While there is a lot of research published on EVs already, with varying points of view, the picture of the future has been unclear. Here we look at published facts and the needs of EVs in the future. By leveraging published data from EIA.Gov, we know that the U.S. had 1.17 billion kW of total electricity generating capacity at the end of 2021. Using this infrastructure, we generated 4.17 trillion kWh of electricity. That is a lot of energy over the course of the year.
Moving over to the EV side of the equation, on average EVs need 0.346 kWH/mile excluding the charging loss, If we use all the power genera\ted in 2021 to power EVs, we will be able to drive 1.4 trillion miles. By comparing it to the cumulative estimate for the year at 3.228 trillion miles per FHWA estimates, we would have about 45% of the required energy at our disposal to meet the driving needs of the US population.
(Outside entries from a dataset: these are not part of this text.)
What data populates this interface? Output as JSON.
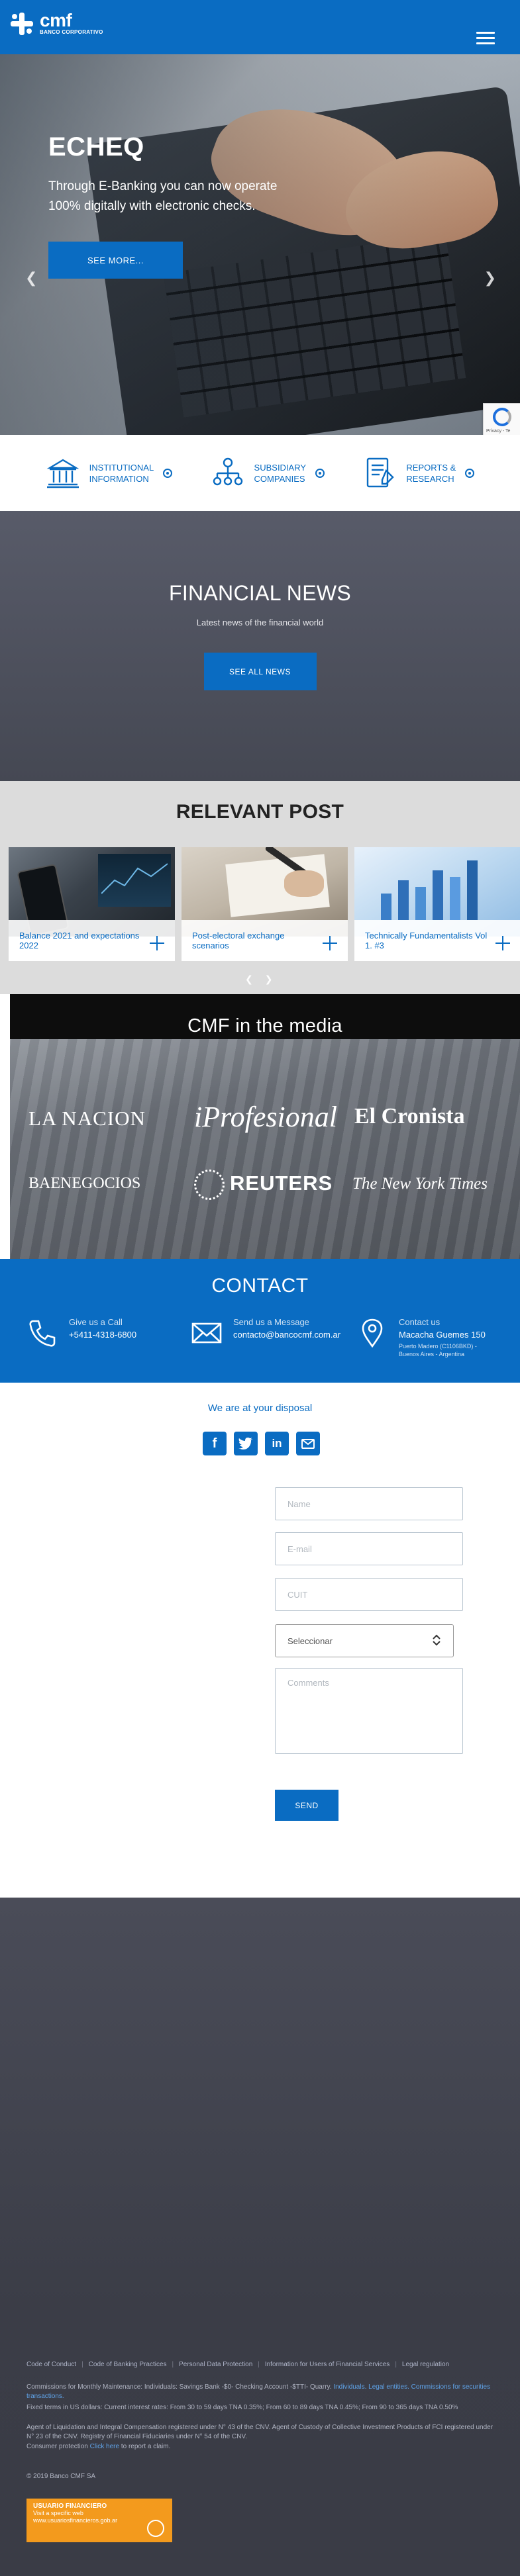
{
  "header": {
    "brand": "cmf",
    "brand_sub": "BANCO CORPORATIVO",
    "menu_icon": "hamburger-menu-icon"
  },
  "hero": {
    "title": "ECHEQ",
    "text": "Through E-Banking you can now operate 100% digitally with electronic checks.",
    "button": "SEE MORE...",
    "prev_icon": "chevron-left-icon",
    "next_icon": "chevron-right-icon"
  },
  "recaptcha": {
    "text": "Privacy - Te"
  },
  "quick_links": [
    {
      "label_1": "INSTITUTIONAL",
      "label_2": "INFORMATION",
      "icon": "bank-building-icon"
    },
    {
      "label_1": "SUBSIDIARY",
      "label_2": "COMPANIES",
      "icon": "org-chart-icon"
    },
    {
      "label_1": "REPORTS &",
      "label_2": "RESEARCH",
      "icon": "document-report-icon"
    }
  ],
  "financial_news": {
    "title": "FINANCIAL NEWS",
    "subtitle": "Latest news of the financial world",
    "button": "SEE ALL NEWS"
  },
  "relevant_post": {
    "title": "RELEVANT POST",
    "posts": [
      {
        "caption": "Balance 2021 and expectations 2022"
      },
      {
        "caption": "Post-electoral exchange scenarios"
      },
      {
        "caption": "Technically Fundamentalists Vol 1. #3"
      }
    ]
  },
  "media": {
    "title": "CMF in the media",
    "logos": [
      "LA NACION",
      "iProfesional",
      "El Cronista",
      "BAENEGOCIOS",
      "REUTERS",
      "The New York Times"
    ]
  },
  "contact": {
    "title": "CONTACT",
    "call_label": "Give us a Call",
    "call_value": "+5411-4318-6800",
    "message_label": "Send us a Message",
    "message_value": "contacto@bancocmf.com.ar",
    "visit_label": "Contact us",
    "visit_value": "Macacha Guemes 150",
    "visit_detail_1": "Puerto Madero (C1106BKD) -",
    "visit_detail_2": "Buenos Aires - Argentina"
  },
  "form": {
    "disposal": "We are at your disposal",
    "name_placeholder": "Name",
    "email_placeholder": "E-mail",
    "cuit_placeholder": "CUIT",
    "select_value": "Seleccionar",
    "comments_placeholder": "Comments",
    "send": "SEND"
  },
  "footer": {
    "links": [
      "Code of Conduct",
      "Code of Banking Practices",
      "Personal Data Protection",
      "Information for Users of Financial Services",
      "Legal regulation"
    ],
    "p1_a": "Commissions for Monthly Maintenance: Individuals: Savings Bank -$0- Checking Account -$TTI- Quarry. ",
    "p1_link": "Individuals. Legal entities. Commissions for securities transactions.",
    "p2": "Fixed terms in US dollars: Current interest rates: From 30 to 59 days TNA 0.35%; From 60 to 89 days TNA 0.45%; From 90 to 365 days TNA 0.50%",
    "p3": "Agent of Liquidation and Integral Compensation registered under N° 43 of the CNV. Agent of Custody of Collective Investment Products of FCI registered under N° 23 of the CNV. Registry of Financial Fiduciaries under N° 54 of the CNV.",
    "p4_a": "Consumer protection ",
    "p4_link": "Click here",
    "p4_b": " to report a claim.",
    "copyright": "© 2019 Banco CMF SA",
    "badge_title": "USUARIO FINANCIERO",
    "badge_line_1": "Visit a specific web",
    "badge_line_2": "www.usuariosfinancieros.gob.ar"
  }
}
While investments continue to grow in power generation, distribution, and storage, we have a long way to go before we reach a 100% electric future. While the improvements in electric efficiency in the past 20 years has been nothing short of miraculous dropping from a high of .87 kWh/mile to as low as .24 kWh/mile, gains in reducing distribution and charging loss have been negligible.
The EV fleet estimated to be just under 0.5% of total vehicles in the US, the demand seems to be just under 27 million kWH in 2021. As the Electric fleet share increases to say 2% in the next few years, the daily demand for EVs should jump up to 117 million kWh per day which would be just over twice all solar generated power in 2021.
Keeping residential, commercial, and industrial demand constant, EV power requirements are on track to dwarf current trends without getting close to the share of the road we anticipate over the long term.
Per the EIA, the US can barely handle the 700 million kWh of required capacity for the month of July required for cooling the homes across the US, therefore requiring the request to not charge EVs during the peak hours. With the added capacity and improved distribution, this problem would either escalate or be resolved over time.